Whoa! What made you so motivated?

My motivation mostly came from a desire to find my place in life. After doing some online courses for fun, it became apparent to me that coding relaxes me and it dawned on me that if I made it my actual job, I might find a greater sense of peace in my daily life.

When did it first occur to you that you’d like to educate yourself in frontend?

I've had an interest in coding ever since I decided to build a Babyz fansite in 1999, but my forays into it were sporadic and studying computer science never really occurred to me as it all seemed a bit... abstract and maths-y to me. By the time I realised that frontend development might be something I'd be happy doing for a living, I felt it was too late - jumping into a new educational track seemed financially and emotionally impossible.

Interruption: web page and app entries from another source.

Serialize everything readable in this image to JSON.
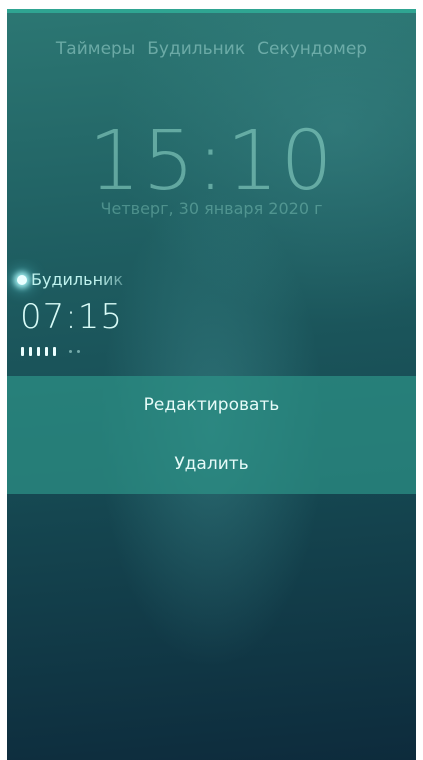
{
  "tabs": [
    {
      "label": "Таймеры"
    },
    {
      "label": "Будильник"
    },
    {
      "label": "Секундомер"
    }
  ],
  "clock": {
    "time": "15:10",
    "date": "Четверг, 30 января 2020 г"
  },
  "alarm": {
    "label": "Будильник",
    "time": "07:15",
    "enabled": true,
    "days_active": [
      true,
      true,
      true,
      true,
      true,
      false,
      false
    ]
  },
  "context_menu": {
    "edit_label": "Редактировать",
    "delete_label": "Удалить"
  },
  "colors": {
    "accent": "#2fa592",
    "highlight": "#bff2ee",
    "background_top": "#2c7773",
    "background_bottom": "#0d2b3c"
  }
}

Why did you finally choose Technigo?

I'd heard a lot of good things about Tjejer kodar from a friend who'd taken a few of their courses. So when I found out about Technigo, the tiny beacon of hope in my chest flickered to life again. A three-month course seemed doable and the promise of a supportive, if intense, environment helped me put my fears aside long enough to make the decision to apply.

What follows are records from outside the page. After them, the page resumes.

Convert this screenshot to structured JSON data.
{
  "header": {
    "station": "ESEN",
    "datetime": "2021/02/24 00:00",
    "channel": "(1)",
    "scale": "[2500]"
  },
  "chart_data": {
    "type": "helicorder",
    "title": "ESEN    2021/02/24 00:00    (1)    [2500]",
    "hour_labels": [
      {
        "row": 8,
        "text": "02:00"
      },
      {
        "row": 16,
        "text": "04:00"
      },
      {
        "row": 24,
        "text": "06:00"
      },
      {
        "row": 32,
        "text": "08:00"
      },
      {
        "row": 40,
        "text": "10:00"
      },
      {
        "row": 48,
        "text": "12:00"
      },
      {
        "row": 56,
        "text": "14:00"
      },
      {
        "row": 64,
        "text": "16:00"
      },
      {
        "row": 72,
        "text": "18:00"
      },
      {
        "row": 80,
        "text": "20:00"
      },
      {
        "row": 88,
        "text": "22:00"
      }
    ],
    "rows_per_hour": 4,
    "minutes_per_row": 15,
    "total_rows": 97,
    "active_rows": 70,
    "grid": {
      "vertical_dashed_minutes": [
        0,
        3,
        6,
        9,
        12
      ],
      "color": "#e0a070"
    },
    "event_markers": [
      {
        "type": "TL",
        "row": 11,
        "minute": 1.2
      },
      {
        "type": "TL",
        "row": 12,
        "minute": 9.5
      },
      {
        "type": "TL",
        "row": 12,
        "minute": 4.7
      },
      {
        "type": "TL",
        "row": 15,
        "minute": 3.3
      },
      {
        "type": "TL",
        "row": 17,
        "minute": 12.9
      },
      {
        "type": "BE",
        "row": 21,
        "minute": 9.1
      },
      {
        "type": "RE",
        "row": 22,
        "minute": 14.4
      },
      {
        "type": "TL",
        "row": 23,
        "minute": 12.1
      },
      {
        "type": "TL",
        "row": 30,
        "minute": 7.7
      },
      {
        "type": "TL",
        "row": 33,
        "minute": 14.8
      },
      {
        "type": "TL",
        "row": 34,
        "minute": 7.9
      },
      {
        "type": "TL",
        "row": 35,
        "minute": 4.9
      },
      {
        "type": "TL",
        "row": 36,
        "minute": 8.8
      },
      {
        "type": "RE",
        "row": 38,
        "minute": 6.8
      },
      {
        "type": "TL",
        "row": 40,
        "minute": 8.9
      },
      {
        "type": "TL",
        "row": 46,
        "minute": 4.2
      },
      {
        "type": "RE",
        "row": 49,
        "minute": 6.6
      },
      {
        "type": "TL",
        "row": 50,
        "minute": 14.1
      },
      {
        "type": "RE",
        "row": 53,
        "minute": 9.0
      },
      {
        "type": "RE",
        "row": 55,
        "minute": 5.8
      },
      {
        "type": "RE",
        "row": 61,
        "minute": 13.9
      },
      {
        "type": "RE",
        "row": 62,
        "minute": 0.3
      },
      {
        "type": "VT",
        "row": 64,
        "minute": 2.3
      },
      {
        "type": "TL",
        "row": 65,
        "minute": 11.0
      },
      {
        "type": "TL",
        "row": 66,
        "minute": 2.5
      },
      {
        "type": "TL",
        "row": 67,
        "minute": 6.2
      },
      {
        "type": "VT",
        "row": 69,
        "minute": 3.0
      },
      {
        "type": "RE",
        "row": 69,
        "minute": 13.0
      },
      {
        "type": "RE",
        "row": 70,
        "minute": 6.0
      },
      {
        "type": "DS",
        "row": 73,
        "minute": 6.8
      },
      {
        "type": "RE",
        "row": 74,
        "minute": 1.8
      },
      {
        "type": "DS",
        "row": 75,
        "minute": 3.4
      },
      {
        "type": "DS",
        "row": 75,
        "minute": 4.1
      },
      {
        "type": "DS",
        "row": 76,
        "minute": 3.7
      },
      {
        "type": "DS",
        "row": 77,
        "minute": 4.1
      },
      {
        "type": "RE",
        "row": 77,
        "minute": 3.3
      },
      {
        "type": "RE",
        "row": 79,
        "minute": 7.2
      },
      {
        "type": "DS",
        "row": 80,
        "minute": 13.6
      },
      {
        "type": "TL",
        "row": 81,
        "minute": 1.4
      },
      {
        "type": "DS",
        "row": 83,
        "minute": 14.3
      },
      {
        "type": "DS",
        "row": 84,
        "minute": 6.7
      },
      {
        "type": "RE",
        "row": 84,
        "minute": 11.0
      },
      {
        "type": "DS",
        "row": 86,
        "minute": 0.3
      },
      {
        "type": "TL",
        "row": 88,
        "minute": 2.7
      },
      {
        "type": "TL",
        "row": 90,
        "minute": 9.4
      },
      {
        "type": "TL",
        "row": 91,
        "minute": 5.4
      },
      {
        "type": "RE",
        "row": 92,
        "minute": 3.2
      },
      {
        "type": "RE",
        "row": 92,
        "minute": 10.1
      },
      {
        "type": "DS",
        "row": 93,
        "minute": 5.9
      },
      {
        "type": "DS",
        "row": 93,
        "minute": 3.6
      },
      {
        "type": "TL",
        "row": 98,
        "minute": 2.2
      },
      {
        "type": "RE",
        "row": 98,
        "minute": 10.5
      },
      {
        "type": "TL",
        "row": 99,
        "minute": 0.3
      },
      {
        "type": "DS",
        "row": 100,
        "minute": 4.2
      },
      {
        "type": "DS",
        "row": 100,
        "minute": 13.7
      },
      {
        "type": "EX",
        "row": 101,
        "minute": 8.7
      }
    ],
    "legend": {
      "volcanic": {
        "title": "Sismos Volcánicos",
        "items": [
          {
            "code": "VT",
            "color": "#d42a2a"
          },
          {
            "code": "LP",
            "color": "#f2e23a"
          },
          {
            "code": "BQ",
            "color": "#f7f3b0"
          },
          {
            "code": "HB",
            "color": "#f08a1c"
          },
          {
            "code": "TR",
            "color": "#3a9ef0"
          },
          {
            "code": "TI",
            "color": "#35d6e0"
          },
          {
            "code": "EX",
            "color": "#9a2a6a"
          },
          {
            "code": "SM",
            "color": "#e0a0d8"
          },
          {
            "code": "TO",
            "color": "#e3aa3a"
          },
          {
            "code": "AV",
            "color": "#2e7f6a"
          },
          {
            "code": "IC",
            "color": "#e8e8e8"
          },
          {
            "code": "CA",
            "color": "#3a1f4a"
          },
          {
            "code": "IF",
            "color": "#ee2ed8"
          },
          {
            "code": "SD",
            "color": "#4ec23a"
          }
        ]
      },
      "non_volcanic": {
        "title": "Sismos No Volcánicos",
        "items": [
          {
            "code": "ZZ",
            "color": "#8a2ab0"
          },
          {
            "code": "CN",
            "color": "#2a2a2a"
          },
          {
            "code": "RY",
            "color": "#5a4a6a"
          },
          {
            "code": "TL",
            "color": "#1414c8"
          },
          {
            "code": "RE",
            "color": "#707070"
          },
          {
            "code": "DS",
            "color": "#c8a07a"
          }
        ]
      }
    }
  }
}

Did you practice coding outside of the course?

I prepared myself by doing some basic online courses during the summer leading up the bootcamp, so I had a fairly good grasp of HTML, CSS and, to a lesser extent, JavaScript when I started. During the bootcamp, I did I lot of coding in my free time as well. I'd spend my evenings trying to perfect the day's individual assignment or pondering some group assignment hurdle. In the mornings, I'd read coding newsletters and practice using an app or two. It was intense, but I enjoyed being in that coding bubble.

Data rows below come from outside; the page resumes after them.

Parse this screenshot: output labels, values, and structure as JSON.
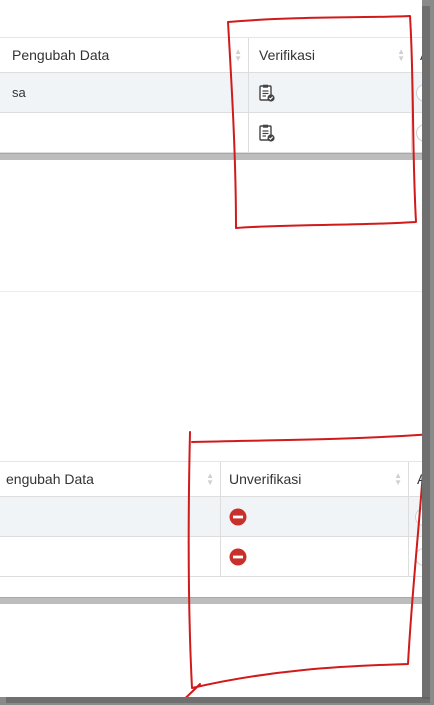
{
  "table_top": {
    "headers": {
      "pengubah": "Pengubah Data",
      "verifikasi": "Verifikasi",
      "aksi": "A"
    },
    "rows": [
      {
        "pengubah": "sa"
      },
      {
        "pengubah": ""
      }
    ]
  },
  "table_bottom": {
    "headers": {
      "pengubah": "engubah Data",
      "unverifikasi": "Unverifikasi",
      "aksi": "A"
    }
  },
  "icons": {
    "verify": "clipboard-check-icon",
    "unverify": "no-entry-icon"
  },
  "colors": {
    "annotation": "#d11a1a",
    "no_entry": "#c9302c",
    "row_alt": "#f1f4f6"
  }
}
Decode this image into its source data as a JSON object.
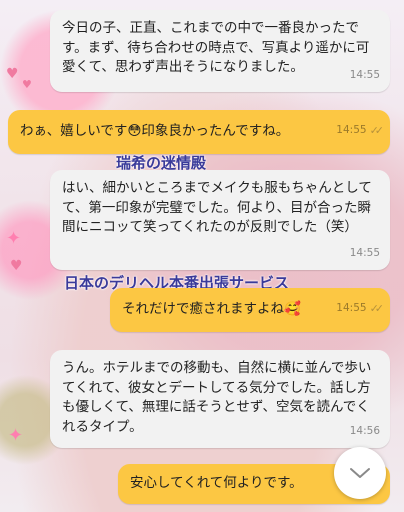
{
  "messages": [
    {
      "text": "今日の子、正直、これまでの中で一番良かったです。まず、待ち合わせの時点で、写真より遥かに可愛くて、思わず声出そうになりました。",
      "time": "14:55",
      "direction": "incoming"
    },
    {
      "text": "わぁ、嬉しいです",
      "emoji": "😳",
      "text_after": "印象良かったんですね。",
      "time": "14:55",
      "direction": "outgoing",
      "read": true
    },
    {
      "text": "はい、細かいところまでメイクも服もちゃんとしてて、第一印象が完璧でした。何より、目が合った瞬間にニコッて笑ってくれたのが反則でした（笑）",
      "time": "14:55",
      "direction": "incoming"
    },
    {
      "text": "それだけで癒されますよね",
      "emoji": "🥰",
      "time": "14:55",
      "direction": "outgoing",
      "read": true
    },
    {
      "text": "うん。ホテルまでの移動も、自然に横に並んで歩いてくれて、彼女とデートしてる気分でした。話し方も優しくて、無理に話そうとせず、空気を読んでくれるタイプ。",
      "time": "14:56",
      "direction": "incoming"
    },
    {
      "text": "安心してくれて何よりです。",
      "direction": "outgoing"
    }
  ],
  "wallpaper": {
    "overlay_text_1": "瑞希の迷情殿",
    "overlay_text_2": "日本のデリヘル本番出張サービス"
  },
  "icons": {
    "read_receipt": "double-check-icon",
    "scroll_down": "chevron-down-icon"
  },
  "colors": {
    "outgoing_bubble": "#fcc743",
    "incoming_bubble": "#f2f2f2",
    "wallpaper_text": "#3a3a9a"
  }
}
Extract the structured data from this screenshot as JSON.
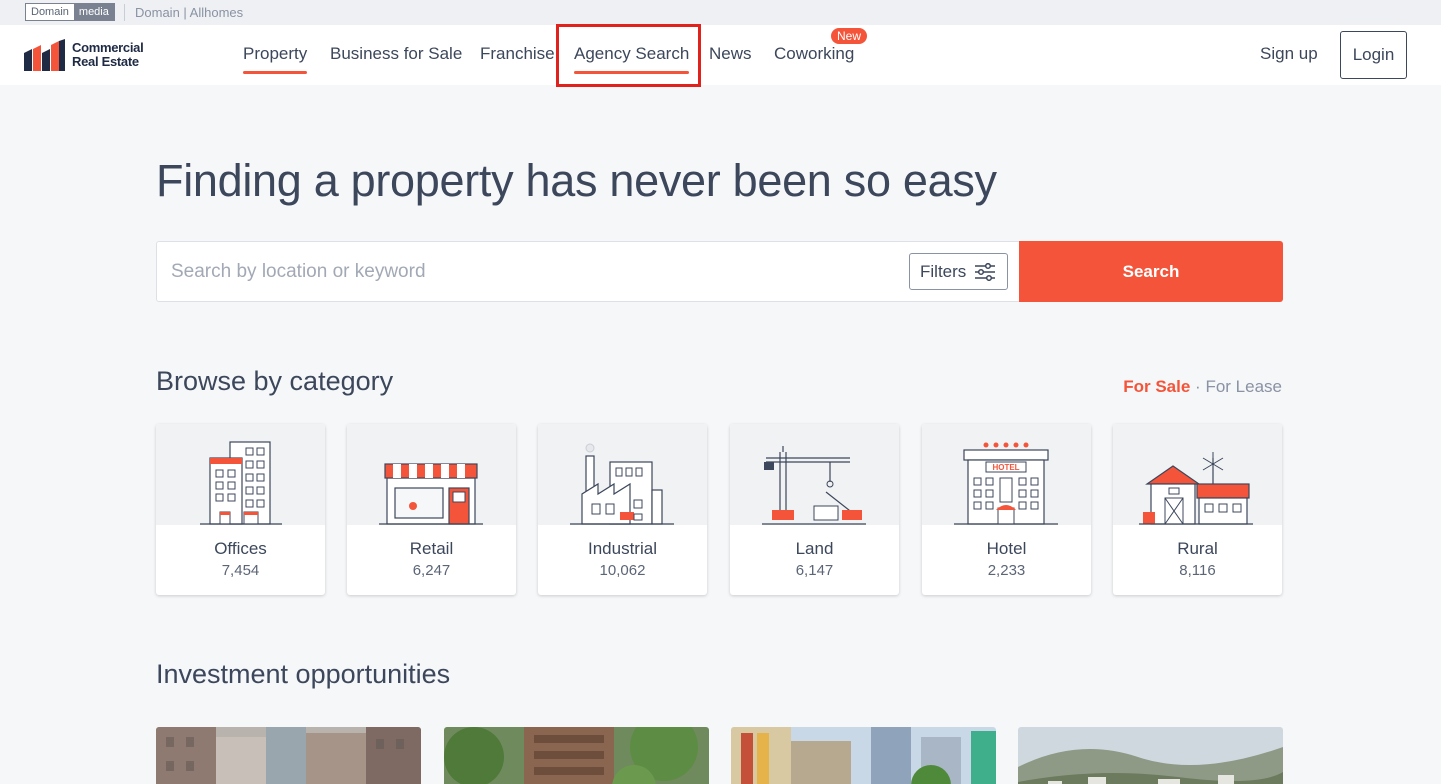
{
  "mediabar": {
    "badge_left": "Domain",
    "badge_right": "media",
    "links": "Domain | Allhomes"
  },
  "header": {
    "logo_line1": "Commercial",
    "logo_line2": "Real Estate",
    "nav": [
      {
        "label": "Property",
        "active": true
      },
      {
        "label": "Business for Sale"
      },
      {
        "label": "Franchise"
      },
      {
        "label": "Agency Search",
        "active": true
      },
      {
        "label": "News"
      },
      {
        "label": "Coworking"
      }
    ],
    "new_badge": "New",
    "signup_label": "Sign up",
    "login_label": "Login"
  },
  "hero": {
    "title": "Finding a property has never been so easy",
    "search_placeholder": "Search by location or keyword",
    "filters_label": "Filters",
    "search_label": "Search"
  },
  "browse": {
    "title": "Browse by category",
    "toggle_on": "For Sale",
    "toggle_sep": "·",
    "toggle_off": "For Lease",
    "categories": [
      {
        "name": "Offices",
        "count": "7,454",
        "icon": "office-building-icon"
      },
      {
        "name": "Retail",
        "count": "6,247",
        "icon": "shopfront-icon"
      },
      {
        "name": "Industrial",
        "count": "10,062",
        "icon": "factory-icon"
      },
      {
        "name": "Land",
        "count": "6,147",
        "icon": "crane-land-icon"
      },
      {
        "name": "Hotel",
        "count": "2,233",
        "icon": "hotel-icon",
        "sign": "HOTEL"
      },
      {
        "name": "Rural",
        "count": "8,116",
        "icon": "barn-windmill-icon"
      }
    ]
  },
  "investment": {
    "title": "Investment opportunities"
  },
  "colors": {
    "accent": "#f4553a",
    "text": "#3c475b",
    "highlight": "#e0211c"
  }
}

What was your greatest struggle?

I mostly struggled with self-doubt, honestly. I was afraid I wouldn't be good enough to find a job at the end of the course. But in the end, my hard work paid off.

What was the best thing about learning these new skills?

It's hard to beat the rush of seeing something you've built work as intended. To an outsider, it's just a list becoming alphabetised because they clicked a button, but you know you spent ages figuring out how to sort that array and make that button look pretty, so to you the process is breathtakingly beautiful.

So how did that work? How did you get the job?

Technigo set me up for an interview with, among others, a small web development bureau. An interview and a remote tech test later, I had a job offer.

What do you do in your new job?

I'm currently part of a three-person team, working on a highly interactive app for a client. I came into the project right at the start and today I'm responsible for about 80 % of the frontend code. It's been nerve-racking from time to time, but mostly it's been a fun and super educational experience. It's interesting to look back at code I wrote in my second week and see how far I've come in just a few months.

"I'm currently part of a three-person team, working on a highly interactive app for a client. I came into the project right at the start and today I'm responsible for about 80 % of the frontend code."

Any advice for someone considering to add programming skills to what they’re doing?

Do it! Throw yourself in head first: read every article that catches your eye, google every term you don't understand and find someone with a pleasant voice who makes fun video tutorials that you can follow along on a Sunday. You'll be constantly overwhelmed to begin with and then it'll get better, slowly. But it will never really stop - you'll always find new things to learn and sometimes they'll feel insurmountable, but you'll get there. You've got this!

What’s on your agenda now? What do you want to learn next?

Right now I'm trying to get started with some personal projects that I'll use to try out new things and practice choosing tech stacks, setting up good project structures etc. I'm also putting a lot of focus into learning more about user experience and accessibility on the web. I've become hyper aware of the things sites do wrong, from big things like not supporting keyboard navigation to smaller annoyances like not setting the proper type for input fields and it is a personal goal of mine to get better at not making those same mistakes.